| Source data |
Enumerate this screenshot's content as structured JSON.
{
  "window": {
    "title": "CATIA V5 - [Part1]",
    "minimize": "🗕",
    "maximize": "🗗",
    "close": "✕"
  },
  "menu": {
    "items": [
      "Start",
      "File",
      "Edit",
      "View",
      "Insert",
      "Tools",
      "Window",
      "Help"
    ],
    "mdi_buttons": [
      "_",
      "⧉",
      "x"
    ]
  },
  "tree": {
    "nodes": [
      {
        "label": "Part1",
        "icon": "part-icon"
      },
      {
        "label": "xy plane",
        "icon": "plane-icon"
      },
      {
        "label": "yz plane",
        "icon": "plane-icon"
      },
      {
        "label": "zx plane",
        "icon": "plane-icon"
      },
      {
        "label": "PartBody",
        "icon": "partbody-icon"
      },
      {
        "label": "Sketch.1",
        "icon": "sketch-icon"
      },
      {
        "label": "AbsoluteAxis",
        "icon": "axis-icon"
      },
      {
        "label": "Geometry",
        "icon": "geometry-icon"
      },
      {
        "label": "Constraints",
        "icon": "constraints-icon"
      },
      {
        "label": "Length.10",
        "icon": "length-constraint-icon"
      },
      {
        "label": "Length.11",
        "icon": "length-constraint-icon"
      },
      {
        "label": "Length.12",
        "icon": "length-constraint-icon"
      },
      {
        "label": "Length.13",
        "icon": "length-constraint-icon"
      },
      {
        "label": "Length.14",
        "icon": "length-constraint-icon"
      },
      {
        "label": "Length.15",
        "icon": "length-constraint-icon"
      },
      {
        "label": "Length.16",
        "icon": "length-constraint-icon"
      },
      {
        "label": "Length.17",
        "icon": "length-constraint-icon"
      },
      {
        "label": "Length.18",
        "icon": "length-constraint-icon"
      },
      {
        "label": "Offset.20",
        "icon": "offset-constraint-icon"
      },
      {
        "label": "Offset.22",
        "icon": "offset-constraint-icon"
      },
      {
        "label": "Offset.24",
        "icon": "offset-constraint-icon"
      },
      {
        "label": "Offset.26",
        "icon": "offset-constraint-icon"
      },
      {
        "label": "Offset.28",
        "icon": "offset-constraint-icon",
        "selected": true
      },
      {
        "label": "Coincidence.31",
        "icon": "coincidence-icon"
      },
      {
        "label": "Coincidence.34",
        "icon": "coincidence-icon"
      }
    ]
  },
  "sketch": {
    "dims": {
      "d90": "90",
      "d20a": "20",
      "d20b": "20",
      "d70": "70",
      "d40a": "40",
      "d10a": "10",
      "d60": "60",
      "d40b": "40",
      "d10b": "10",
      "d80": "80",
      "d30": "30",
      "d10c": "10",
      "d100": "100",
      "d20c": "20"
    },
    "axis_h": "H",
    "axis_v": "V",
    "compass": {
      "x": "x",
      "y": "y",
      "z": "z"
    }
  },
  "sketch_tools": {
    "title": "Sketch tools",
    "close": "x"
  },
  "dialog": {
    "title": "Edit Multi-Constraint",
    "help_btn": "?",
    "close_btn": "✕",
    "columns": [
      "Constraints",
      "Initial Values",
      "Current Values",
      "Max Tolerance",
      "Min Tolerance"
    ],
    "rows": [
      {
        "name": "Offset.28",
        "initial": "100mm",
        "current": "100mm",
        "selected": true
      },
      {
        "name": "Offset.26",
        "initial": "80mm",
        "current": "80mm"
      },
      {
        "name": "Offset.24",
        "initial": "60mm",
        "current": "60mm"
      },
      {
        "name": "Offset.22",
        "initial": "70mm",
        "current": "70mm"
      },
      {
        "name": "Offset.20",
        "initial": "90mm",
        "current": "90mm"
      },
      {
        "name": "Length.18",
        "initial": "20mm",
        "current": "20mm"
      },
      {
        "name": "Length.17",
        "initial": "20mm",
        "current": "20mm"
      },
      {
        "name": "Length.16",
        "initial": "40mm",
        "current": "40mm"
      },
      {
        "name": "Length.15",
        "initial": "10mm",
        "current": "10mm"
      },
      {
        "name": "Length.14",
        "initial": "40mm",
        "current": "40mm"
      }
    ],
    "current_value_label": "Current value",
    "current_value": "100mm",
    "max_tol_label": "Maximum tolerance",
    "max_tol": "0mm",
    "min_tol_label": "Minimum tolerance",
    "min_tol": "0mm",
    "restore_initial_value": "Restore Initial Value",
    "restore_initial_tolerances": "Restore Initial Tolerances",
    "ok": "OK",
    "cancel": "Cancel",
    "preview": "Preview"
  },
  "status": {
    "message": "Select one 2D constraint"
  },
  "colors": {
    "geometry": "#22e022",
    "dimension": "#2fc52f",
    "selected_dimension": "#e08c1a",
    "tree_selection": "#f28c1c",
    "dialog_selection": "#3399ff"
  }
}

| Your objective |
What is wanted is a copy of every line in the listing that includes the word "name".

| Solution to the problem |
        "name": "Offset.28",
        "name": "Offset.26",
        "name": "Offset.24",
        "name": "Offset.22",
        "name": "Offset.20",
        "name": "Length.18",
        "name": "Length.17",
        "name": "Length.16",
        "name": "Length.15",
        "name": "Length.14",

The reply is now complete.